States vary on what information is considered sufficient contact to identify the shareholder’s last activity date, so consult the applicable state provision.


Mineral rights

Some holders may hold potentially escheatable property in the form of mineral rights and royalties. A holder should review the list of suspended accounts that is due to the holder losing contact with the property owner.  The determination of lost contact may vary depending on the applicable state law, so the holder should always verify what is considered lost contact.


Similar to the analysis of equity transactions, if the royalty is determined to be dormant and escheatable, the holder should be aware that some states require holders to remit all owed royalties with the outstanding payment. Keep in mind, some states have more stringent guidelines for reporting mineral rights and royalties so be sure to research state statutes.
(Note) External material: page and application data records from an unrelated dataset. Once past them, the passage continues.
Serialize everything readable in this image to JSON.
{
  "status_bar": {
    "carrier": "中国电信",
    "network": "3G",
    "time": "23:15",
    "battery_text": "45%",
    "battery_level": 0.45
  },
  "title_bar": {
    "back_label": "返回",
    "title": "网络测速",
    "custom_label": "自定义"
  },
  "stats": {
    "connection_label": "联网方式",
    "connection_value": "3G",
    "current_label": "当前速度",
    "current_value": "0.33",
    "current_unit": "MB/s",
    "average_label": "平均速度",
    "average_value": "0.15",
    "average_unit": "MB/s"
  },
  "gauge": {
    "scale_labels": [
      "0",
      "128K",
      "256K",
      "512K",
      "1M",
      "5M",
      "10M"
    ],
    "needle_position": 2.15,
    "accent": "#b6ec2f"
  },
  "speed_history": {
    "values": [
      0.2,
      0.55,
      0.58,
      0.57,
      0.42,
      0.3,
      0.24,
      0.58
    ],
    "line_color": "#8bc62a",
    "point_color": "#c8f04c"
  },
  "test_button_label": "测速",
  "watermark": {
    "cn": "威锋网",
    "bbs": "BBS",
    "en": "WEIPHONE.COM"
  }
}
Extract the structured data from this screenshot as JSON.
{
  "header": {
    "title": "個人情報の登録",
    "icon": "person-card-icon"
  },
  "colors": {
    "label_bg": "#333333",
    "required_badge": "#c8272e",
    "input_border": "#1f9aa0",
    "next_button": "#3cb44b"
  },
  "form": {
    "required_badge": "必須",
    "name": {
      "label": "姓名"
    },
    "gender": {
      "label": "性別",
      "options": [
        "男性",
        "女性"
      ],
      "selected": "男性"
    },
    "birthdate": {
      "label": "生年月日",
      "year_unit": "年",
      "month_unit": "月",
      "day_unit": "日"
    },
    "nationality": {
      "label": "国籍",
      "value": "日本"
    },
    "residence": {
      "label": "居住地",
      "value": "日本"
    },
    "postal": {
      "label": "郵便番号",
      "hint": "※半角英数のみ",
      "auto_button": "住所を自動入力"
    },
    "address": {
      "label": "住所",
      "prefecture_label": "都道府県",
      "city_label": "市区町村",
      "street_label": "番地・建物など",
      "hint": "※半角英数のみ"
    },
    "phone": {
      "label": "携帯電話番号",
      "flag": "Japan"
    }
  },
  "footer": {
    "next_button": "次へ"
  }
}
Insurance properties

Insurance companies have a number of unique transactions from other types of businesses that may become escheatable property. In addition to uncashed checks, insurance companies need to conduct analysis on agent commission liability accounts to identify any dormant unpaid commission balances.


These holders should also obtain and review records related to life insurance policies. Identify policies that have matured but were not paid to the policy holder due to losing contact with the policyholder, as these policies may be escheatable.


Holders should obtain a listing of life insurance policies for which the death notice was received but the claim not paid. This often occurs because the beneficiaries cannot be found. Many states have enacted the Life Insurance Benefit Act, which requires companies to check policy inventory against the Death Master File on a regular basis.


Further, holders should obtain and review a listing of unpaid annuities and inactive retained asset accounts to identify transactions that have become dormant and may be escheatable to the states.


As with all property types, dormancy and escheat requirements vary by state, so confirm applicable state laws.

Tags:  checks  credit balances  gift cards  gift certificates  insurance  mineral rights  records 

Share |
PermalinkComments (0)
Page 3 of 55
1  |  2  |  3  |  4  |  5  |  6  |  7  |  8  >   >>   >| 
Membership Software Powered by YourMembership  ::  Legal